Surprisingly, that's how easy it was for Madoff to accomplish his fraud. Whether he ever had an investment approach that made money is actually immaterial. And always was.

We now see that he managed to dupe the most experienced banks in the business, simply due to gaining their trust on bases other than his investment performance, a thorough review of his methodology, or any other typical object of due diligence.

Leading me, once more, to state that everyone who lost money with Madoff deserved to, because they were motivated by sheer greed. Greed that overwhelmed diversification and common sense investigations that any other investment manager would have had to undergo.

Monday, December 29, 2008

Sheila Bair's Mixed Signals

Friday's Wall Street Journal's Money & Investing Section carried a lead article entitled "Banks Told: Lend More, Save More." With a picture of FDIC's Chairman, Sheila Bair, accompanying it, the piece explored the mixed, opposite signals now being given to US banks- lend what the Federal government has invested in them, but, at the same time, build capital cushions.

As Brian Wesbury pointed out recently, about which I wrote in this post,

"In a related argument, Wesbury noted something genuinely novel and elegant. He opined that, with the Fed pushing rates to nearly zero, there was no way bank lending could expand.

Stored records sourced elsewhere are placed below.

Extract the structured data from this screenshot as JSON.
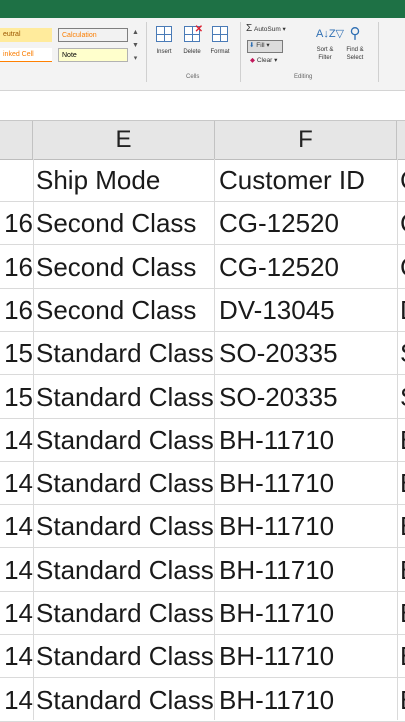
{
  "ribbon": {
    "styles": {
      "neutral": "eutral",
      "calculation": "Calculation",
      "linked": "inked Cell",
      "note": "Note"
    },
    "cells": {
      "insert": "Insert",
      "delete": "Delete",
      "format": "Format",
      "group_label": "Cells"
    },
    "editing": {
      "autosum": "AutoSum",
      "fill": "Fill",
      "clear": "Clear",
      "sort_filter": "Sort & Filter",
      "find_select": "Find & Select",
      "group_label": "Editing"
    }
  },
  "columns": {
    "e": "E",
    "f": "F"
  },
  "rows": [
    {
      "d": "",
      "e": "Ship Mode",
      "f": "Customer ID",
      "g": "C"
    },
    {
      "d": "16",
      "e": "Second Class",
      "f": "CG-12520",
      "g": "C"
    },
    {
      "d": "16",
      "e": "Second Class",
      "f": "CG-12520",
      "g": "C"
    },
    {
      "d": "16",
      "e": "Second Class",
      "f": "DV-13045",
      "g": "D"
    },
    {
      "d": "15",
      "e": "Standard Class",
      "f": "SO-20335",
      "g": "S"
    },
    {
      "d": "15",
      "e": "Standard Class",
      "f": "SO-20335",
      "g": "S"
    },
    {
      "d": "14",
      "e": "Standard Class",
      "f": "BH-11710",
      "g": "B"
    },
    {
      "d": "14",
      "e": "Standard Class",
      "f": "BH-11710",
      "g": "B"
    },
    {
      "d": "14",
      "e": "Standard Class",
      "f": "BH-11710",
      "g": "B"
    },
    {
      "d": "14",
      "e": "Standard Class",
      "f": "BH-11710",
      "g": "B"
    },
    {
      "d": "14",
      "e": "Standard Class",
      "f": "BH-11710",
      "g": "B"
    },
    {
      "d": "14",
      "e": "Standard Class",
      "f": "BH-11710",
      "g": "B"
    },
    {
      "d": "14",
      "e": "Standard Class",
      "f": "BH-11710",
      "g": "B"
    }
  ]
}
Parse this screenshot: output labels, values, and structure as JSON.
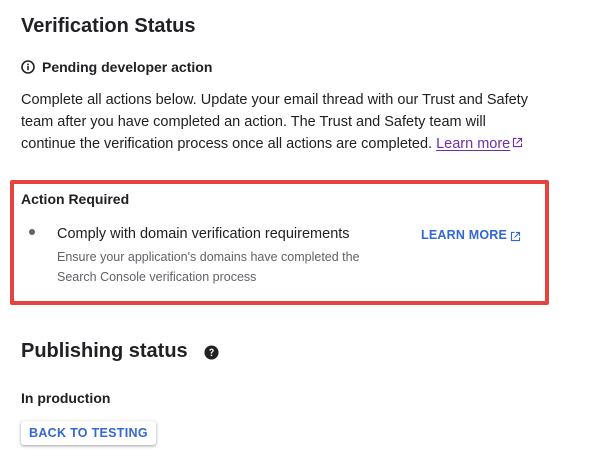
{
  "verification": {
    "title": "Verification Status",
    "pending_label": "Pending developer action",
    "description": "Complete all actions below. Update your email thread with our Trust and Safety team after you have completed an action. The Trust and Safety team will continue the verification process once all actions are completed.",
    "learn_more_link": "Learn more"
  },
  "action_required": {
    "title": "Action Required",
    "items": [
      {
        "title": "Comply with domain verification requirements",
        "description": "Ensure your application's domains have completed the Search Console verification process",
        "learn_more_label": "LEARN MORE"
      }
    ]
  },
  "publishing": {
    "title": "Publishing status",
    "status": "In production",
    "back_button_label": "BACK TO TESTING"
  },
  "colors": {
    "highlight_border": "#e5433f",
    "link_visited": "#6f2da8",
    "button_text": "#3367d6"
  },
  "icons": {
    "pending": "info-icon",
    "external_link": "open-in-new-icon",
    "help": "help-icon"
  }
}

He pointed out that, at a time when risk in the economy, among borrowers, is still so high, and rates are now so low, there is absolutely no way lending can be cost-justified. The risk-adjusted returns to ultra-low interest loans are negative. Wesbury thus observed that the problem isn't a lack of borrowers, but a lack of lenders willing to effectively take a loss on new loans.

He then pointed out how ludicrous was the situation in which banks have been placed by Treasury and the Fed. They are pilloried if they don't lend out the new, unwanted TARP-based 'capital' bestowed upon them by Hank Paulson.

But, if they do make loans at market rates in this environment, those loans will surely go bad, too, resulting in even more balance sheet damage and reprimands from regulators."

It's never fun to have to note a situation of governmental incongruity and wrong-headedness. In this case, Wesbury called this a full two weeks ago.

This is why, in my opinion, if we're going to nationalize the banking sector, we should do it correctly. Lending standards should be articulated from Washington, with clear, quantitative guidelines. If Federal money is going to back the banking system, let's not have loose, prone-to-misinterpretation signals.

If Treasury, the Fed and FDIC all want more bank lending, they should clearly express that in a formal regulatory message, complete with guidelines and a statement of responsibility for subsequent loan performance.

This is why it's not a great idea to mix Federal funding with private funding of banks. Now we have Federal directives to private shareholders that their bank employees should be doing more lending, though, as Wesbury notes, the chances of getting rates to compensate the risks are nil.

Gee, didn't we just spend about a dozen years doing this in the housing sector, via Fannie, Freddie, Barney Frank and two Presidents?

We could be in for a long, long learning period under the new, quasi-nationalized banking system the US now possesses.